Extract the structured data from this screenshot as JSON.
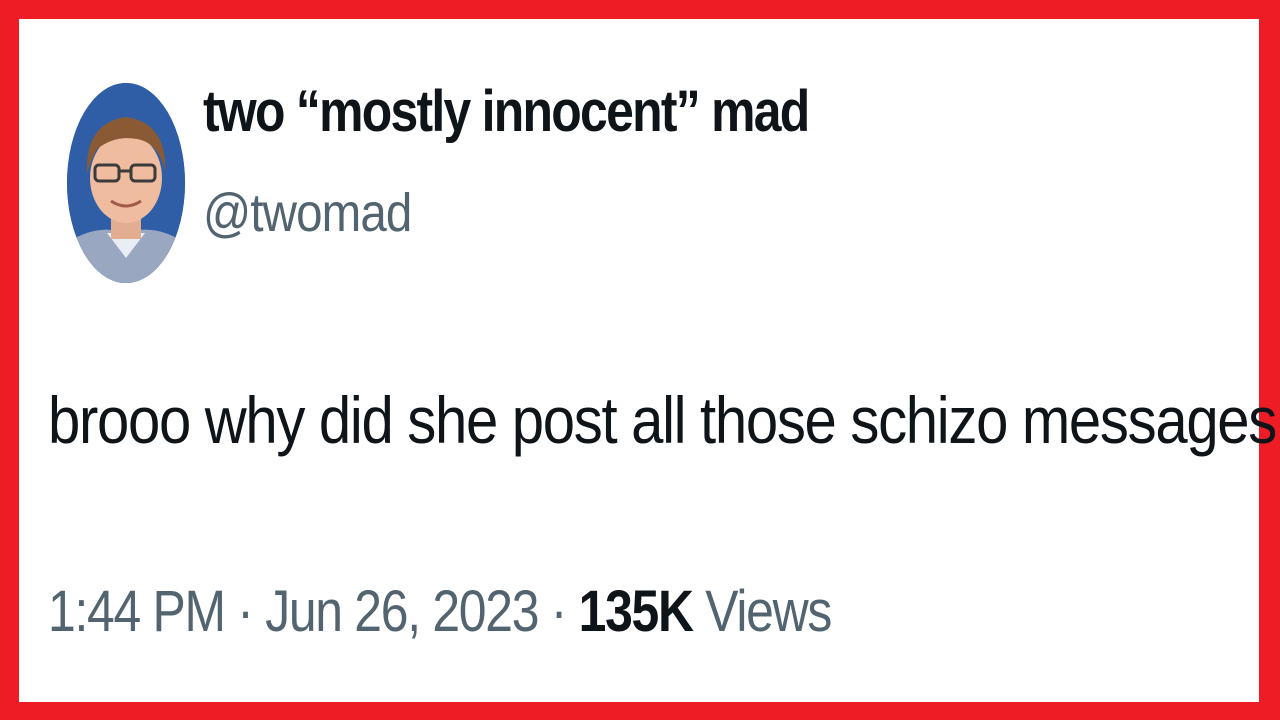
{
  "tweet": {
    "display_name": "two “mostly innocent” mad",
    "handle": "@twomad",
    "text": "brooo why did she post all those schizo messages",
    "time": "1:44 PM",
    "separator": " · ",
    "date": "Jun 26, 2023",
    "views_count": "135K",
    "views_label": " Views"
  },
  "colors": {
    "border": "#ee1c25",
    "primary_text": "#0f1419",
    "secondary_text": "#536471"
  }
}
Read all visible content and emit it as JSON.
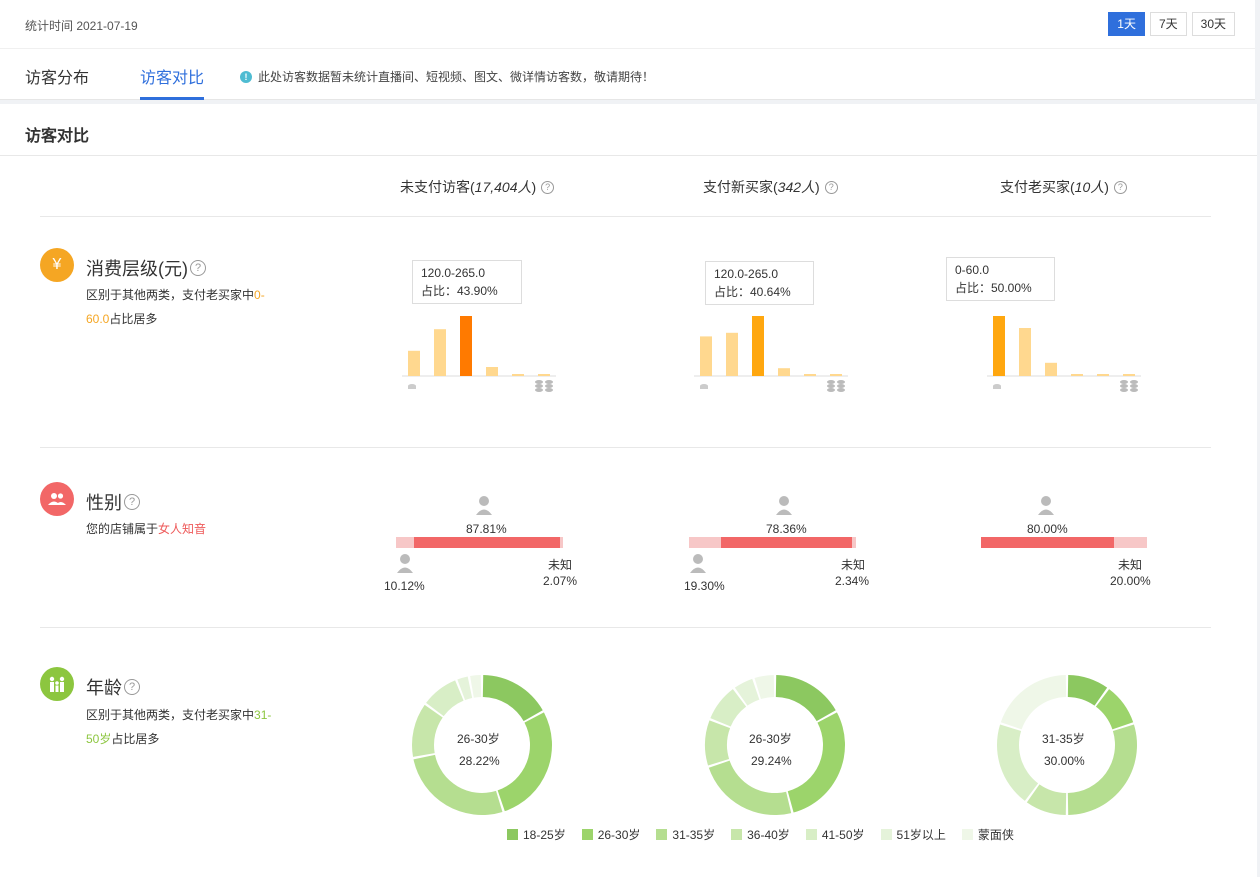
{
  "header": {
    "stat_time": "统计时间 2021-07-19",
    "ranges": [
      "1天",
      "7天",
      "30天"
    ],
    "active_range": "1天"
  },
  "tabs": {
    "items": [
      "访客分布",
      "访客对比"
    ],
    "active": "访客对比",
    "notice": "此处访客数据暂未统计直播间、短视频、图文、微详情访客数，敬请期待！"
  },
  "panel": {
    "title": "访客对比"
  },
  "columns": [
    {
      "label": "未支付访客(",
      "count": "17,404人",
      "close": ")"
    },
    {
      "label": "支付新买家(",
      "count": "342人",
      "close": ")"
    },
    {
      "label": "支付老买家(",
      "count": "10人",
      "close": ")"
    }
  ],
  "consumption": {
    "title": "消费层级(元)",
    "desc_prefix": "区别于其他两类，支付老买家中",
    "desc_highlight": "0-60.0",
    "desc_suffix": "占比居多",
    "icon": "yuan-icon",
    "charts": [
      {
        "tooltip_range": "120.0-265.0",
        "tooltip_share": "占比：43.90%",
        "values": [
          0.42,
          0.78,
          1.0,
          0.15,
          0.03,
          0.03
        ],
        "highlight": 2,
        "highlight_color": "#ff7a00"
      },
      {
        "tooltip_range": "120.0-265.0",
        "tooltip_share": "占比：40.64%",
        "values": [
          0.66,
          0.72,
          1.0,
          0.13,
          0.03,
          0.03
        ],
        "highlight": 2,
        "highlight_color": "#ffa70f"
      },
      {
        "tooltip_range": "0-60.0",
        "tooltip_share": "占比：50.00%",
        "values": [
          1.0,
          0.8,
          0.22,
          0.03,
          0.03,
          0.03
        ],
        "highlight": 0,
        "highlight_color": "#ffa70f"
      }
    ],
    "bar_color": "#ffd88f"
  },
  "gender": {
    "title": "性别",
    "desc_prefix": "您的店铺属于",
    "desc_highlight": "女人知音",
    "icon": "people-icon",
    "charts": [
      {
        "female": "87.81%",
        "male": "10.12%",
        "unknown_label": "未知",
        "unknown": "2.07%",
        "male_share": 0.1012,
        "female_share": 0.8781
      },
      {
        "female": "78.36%",
        "male": "19.30%",
        "unknown_label": "未知",
        "unknown": "2.34%",
        "male_share": 0.193,
        "female_share": 0.7836
      },
      {
        "female": "80.00%",
        "male": "",
        "unknown_label": "未知",
        "unknown": "20.00%",
        "male_share": 0.0,
        "female_share": 0.8
      }
    ]
  },
  "age": {
    "title": "年龄",
    "desc_prefix": "区别于其他两类，支付老买家中",
    "desc_highlight": "31-50岁",
    "desc_suffix": "占比居多",
    "icon": "family-icon",
    "charts": [
      {
        "center_label": "26-30岁",
        "center_value": "28.22%",
        "shares": [
          0.17,
          0.28,
          0.27,
          0.13,
          0.09,
          0.03,
          0.03
        ]
      },
      {
        "center_label": "26-30岁",
        "center_value": "29.24%",
        "shares": [
          0.17,
          0.29,
          0.24,
          0.11,
          0.09,
          0.05,
          0.05
        ]
      },
      {
        "center_label": "31-35岁",
        "center_value": "30.00%",
        "shares": [
          0.1,
          0.1,
          0.3,
          0.1,
          0.2,
          0.0,
          0.2
        ]
      }
    ],
    "legend": [
      {
        "label": "18-25岁",
        "color": "#8cc860"
      },
      {
        "label": "26-30岁",
        "color": "#9cd46b"
      },
      {
        "label": "31-35岁",
        "color": "#b5de90"
      },
      {
        "label": "36-40岁",
        "color": "#c7e6aa"
      },
      {
        "label": "41-50岁",
        "color": "#d8eec6"
      },
      {
        "label": "51岁以上",
        "color": "#e5f3da"
      },
      {
        "label": "蒙面侠",
        "color": "#eff7e8"
      }
    ]
  }
}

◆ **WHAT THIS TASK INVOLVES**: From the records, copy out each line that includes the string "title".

◆ **ANSWER BOX**:
    "title": "访客对比"
    "title": "消费层级(元)",
    "title": "性别",
    "title": "年龄",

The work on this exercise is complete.